|US5544382 *||Sep 14, 1994||Aug 13, 1996||Optiva Corp.||Pacing toothbrush|
|US5561881 *||Mar 22, 1995||Oct 8, 1996||U.S. Philips Corporation||Electric toothbrush|
|US5687092 *||May 5, 1995||Nov 11, 1997||Nordson Corporation||Method of compensating for changes in flow characteristics of a dispensed fluid|
|US5894453 *||Jun 23, 1998||Apr 13, 1999||Inter-Med, Llc.||Toothbrush receptacle with timing device|
|US6029303||Mar 4, 1998||Feb 29, 2000||Dewan; Raman N.||Electronic toothbrush|
|US6536068 *||Dec 29, 1999||Mar 25, 2003||Gillette Canada Company||Toothbrushing technique monitoring|
|US6606755 *||May 24, 2000||Aug 19, 2003||American Applied Technology||Electronically timed toothbrush system|
|US6754928 *||Feb 8, 2000||Jun 29, 2004||Howard Rosen||Brushing behavior reinforcement toothbrush and enclosed electronic game switch with grid|
|US20030017874 *||Oct 18, 2001||Jan 23, 2003||Ye Jianfei||Toothbrush with electronic-game apparatus|
|DE19728964A1||Jul 1, 1997||Jan 7, 1999||Ralf Hoyer||Toothbrush with device signalling acoustically and/or visually when it should be changed for new one|
|EP0210094A1||Jun 20, 1986||Jan 28, 1987||Daniel Arnaud||Training device for dental hygiene|
|WO1996014025A1||Oct 14, 1995||May 17, 1996||Braun Aktiengesellschaft||Toothbrush and process for indicating the cleaning time|
|WO1997019650A1||Nov 7, 1996||Jun 5, 1997||Braun Aktiengesellschaft||Electric toothbrush|
|Citing Patent||Filing date||Publication date||Applicant||Title|

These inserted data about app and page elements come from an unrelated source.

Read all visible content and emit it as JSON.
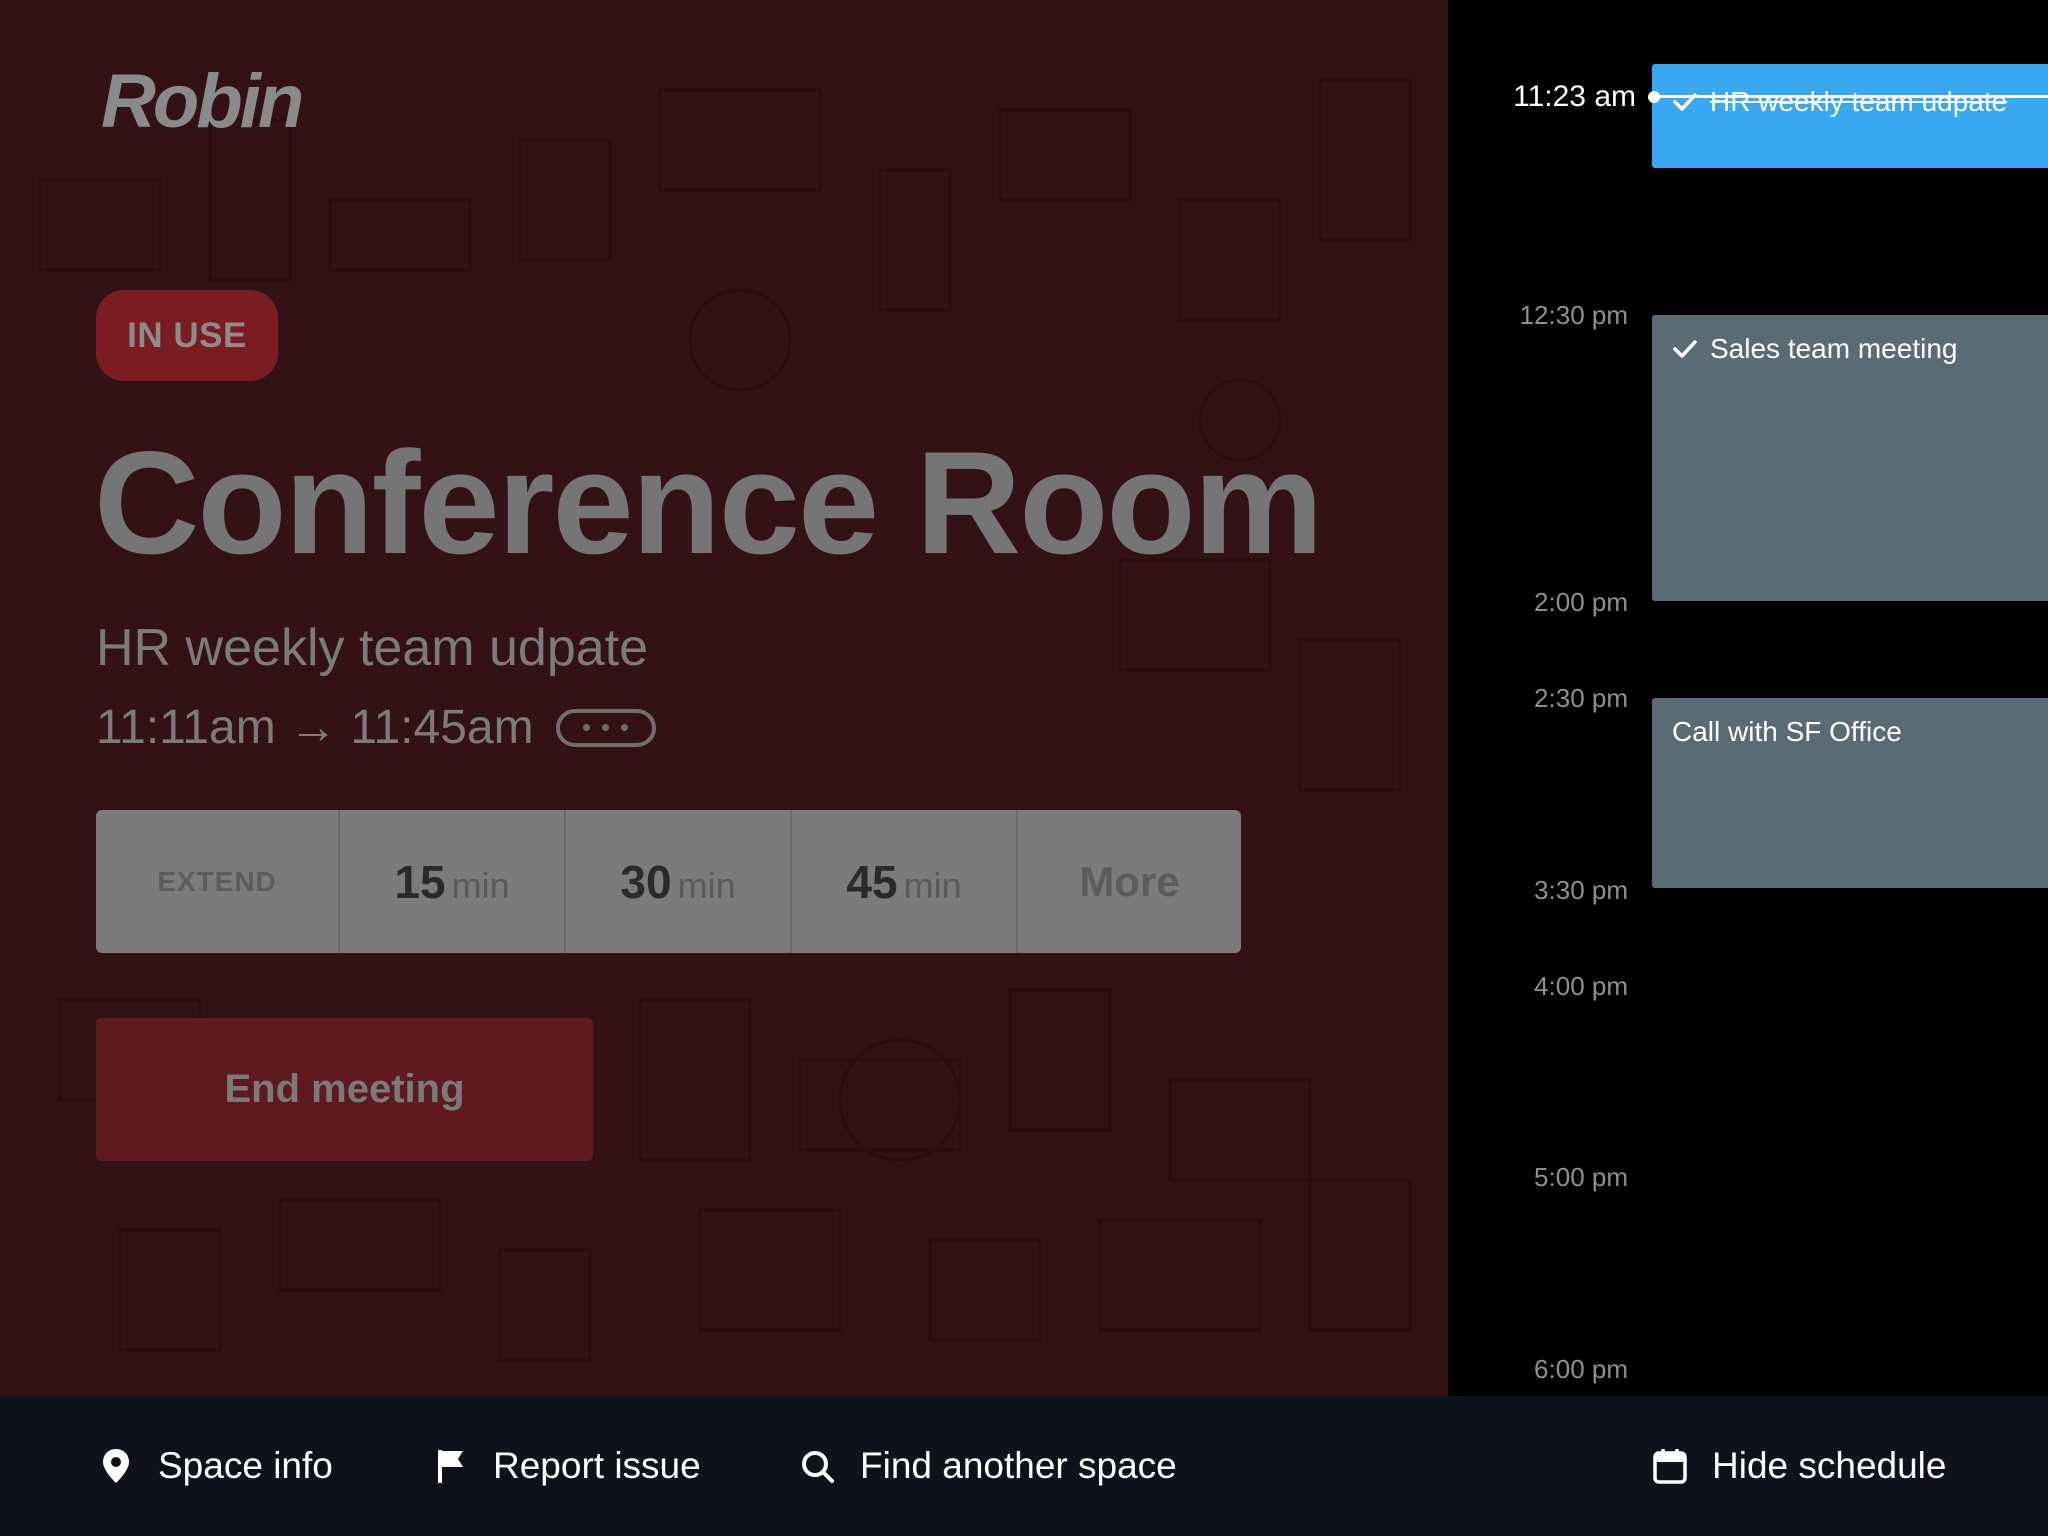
{
  "brand": {
    "logo_text": "Robin"
  },
  "room": {
    "status": "IN USE",
    "name": "Conference Room"
  },
  "current_meeting": {
    "title": "HR weekly team udpate",
    "time_range": "11:11am → 11:45am"
  },
  "extend": {
    "label": "EXTEND",
    "options": [
      {
        "num": "15",
        "unit": "min"
      },
      {
        "num": "30",
        "unit": "min"
      },
      {
        "num": "45",
        "unit": "min"
      }
    ],
    "more_label": "More"
  },
  "end_meeting_label": "End meeting",
  "schedule": {
    "now": "11:23 am",
    "time_labels": [
      "12:30 pm",
      "2:00 pm",
      "2:30 pm",
      "3:30 pm",
      "4:00 pm",
      "5:00 pm",
      "6:00 pm"
    ],
    "events": [
      {
        "title": "HR weekly team udpate",
        "checked": true,
        "status": "past"
      },
      {
        "title": "Sales team meeting",
        "checked": true,
        "status": "upcoming"
      },
      {
        "title": "Call with SF Office",
        "checked": false,
        "status": "upcoming"
      }
    ]
  },
  "bottom_bar": {
    "space_info": "Space info",
    "report_issue": "Report issue",
    "find_space": "Find another space",
    "hide_schedule": "Hide schedule"
  },
  "colors": {
    "left_bg": "#331216",
    "badge_bg": "#7a1c22",
    "end_button_bg": "#5e1a1f",
    "past_event": "#39a8f0",
    "event_grey": "#5b6b76",
    "bottom_bar": "#0f121a"
  }
}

|US8172574 *||Feb 5, 2010||May 8, 2012||Braun Gmbh||Indicating teeth cleaning time|
|US8218711 *||Dec 16, 2005||Jul 10, 2012||Braun Gmbh||Replaceable accessory for a small electrical appliance and method of monitoring the usage of the accessory|
|US8358203 *||Jul 13, 2009||Jan 22, 2013||Perry Shannon M||Children's toothbrush reminder set|
|US8533892 *||Dec 19, 2006||Sep 17, 2013||Koninklijke Philips N.V.||System for selecting modes of operation in a power toothbrush|
|US8898843 *||Jun 1, 2012||Dec 2, 2014||Omron Healthcare Co., Ltd.||Electric toothbrush capable of receiving user operations|
|US20080313829 *||Dec 19, 2006||Dec 25, 2008||Koninklijke Philips Electronics, N.V.||System For Selecting Modes of Operation in a Power Toothbrush|
|US20100175208 *||Feb 5, 2010||Jul 15, 2010||Peter Hilfinger||Indicating Teeth Cleaning Time|
|US20110122987 *||Dec 16, 2005||May 26, 2011||Braun Gmbh||Replaceable Accessory for a Small Electrical Appliance and Method of Monitoring the Usage of the Accessory|
|US20140123414 *||Jun 1, 2012||May 8, 2014||Omron Healthcare Co., Ltd.||Electric toothbrush capable of receiving user operations|
|U.S. Classification||433/216, 15/167.1|
|International Classification||G09B19/00, A46B15/00, A61C17/22, G04F3/00, A61C17/00, A61C17/34, A61C19/04|
|Cooperative Classification||A61C17/221, A46B15/0002, A61C17/22, G09B19/0084, A46B15/0008, A46B2200/1066|
|European Classification||A46B15/00B2B, G09B19/00L2, A46B15/00B, A61C17/22C, A61C17/22|
|Mar 16, 2004||AS||Assignment|
Owner name: BRAUN GMBH, GERMANY
Free format text: ASSIGNMENT OF ASSIGNORS INTEREST;ASSIGNORS:HILFINGER, PETER;HILSCHER, ALEXANDER;GOCKING WOLFGANG;AND OTHERS;REEL/FRAME:014434/0522
Effective date: 20040123
Owner name: BRAUN GMBH,GERMANY
Free format text: ASSIGNMENT OF ASSIGNORS INTEREST;ASSIGNORS:HILFINGER, PETER;HILSCHER, ALEXANDER;GOCKING WOLFGANG;AND OTHERS;REEL/FRAME:014434/0522
Effective date: 20040123
|Aug 26, 2013||FPAY||Fee payment|
Year of fee payment: 4